-- PROBLEM TO SOLVE --
Reply with nothing but how many lines in the entries below include "April".

(Items from a data source)
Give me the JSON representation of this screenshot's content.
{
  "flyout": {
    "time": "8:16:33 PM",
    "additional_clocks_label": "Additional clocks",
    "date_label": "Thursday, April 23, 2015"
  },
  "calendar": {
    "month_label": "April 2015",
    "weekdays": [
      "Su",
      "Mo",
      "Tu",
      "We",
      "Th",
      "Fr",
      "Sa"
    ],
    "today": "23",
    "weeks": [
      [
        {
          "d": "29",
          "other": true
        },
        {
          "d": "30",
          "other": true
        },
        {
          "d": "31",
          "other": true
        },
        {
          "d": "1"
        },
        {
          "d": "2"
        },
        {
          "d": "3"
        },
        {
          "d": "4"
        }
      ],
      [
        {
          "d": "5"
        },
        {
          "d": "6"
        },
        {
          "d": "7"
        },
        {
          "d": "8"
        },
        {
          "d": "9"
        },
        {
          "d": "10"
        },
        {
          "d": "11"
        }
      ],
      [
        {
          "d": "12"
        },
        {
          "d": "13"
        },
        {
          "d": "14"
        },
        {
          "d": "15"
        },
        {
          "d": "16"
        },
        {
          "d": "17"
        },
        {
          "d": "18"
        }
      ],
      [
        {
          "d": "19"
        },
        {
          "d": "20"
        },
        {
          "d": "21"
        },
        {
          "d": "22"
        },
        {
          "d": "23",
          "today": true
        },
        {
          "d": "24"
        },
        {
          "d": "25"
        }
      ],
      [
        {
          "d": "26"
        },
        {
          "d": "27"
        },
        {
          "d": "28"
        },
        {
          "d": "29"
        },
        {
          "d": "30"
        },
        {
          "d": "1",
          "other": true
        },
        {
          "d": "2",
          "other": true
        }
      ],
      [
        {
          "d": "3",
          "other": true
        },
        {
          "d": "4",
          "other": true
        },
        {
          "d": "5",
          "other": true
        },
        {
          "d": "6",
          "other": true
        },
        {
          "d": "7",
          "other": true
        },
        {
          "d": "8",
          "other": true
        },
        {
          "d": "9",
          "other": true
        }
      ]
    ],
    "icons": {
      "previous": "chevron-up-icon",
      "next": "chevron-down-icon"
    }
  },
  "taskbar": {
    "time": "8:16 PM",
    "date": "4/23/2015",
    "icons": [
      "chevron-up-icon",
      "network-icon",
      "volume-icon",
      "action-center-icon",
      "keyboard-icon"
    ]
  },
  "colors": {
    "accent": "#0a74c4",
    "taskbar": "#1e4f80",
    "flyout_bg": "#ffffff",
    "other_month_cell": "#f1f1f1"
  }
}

-- TASK SOLUTION --
2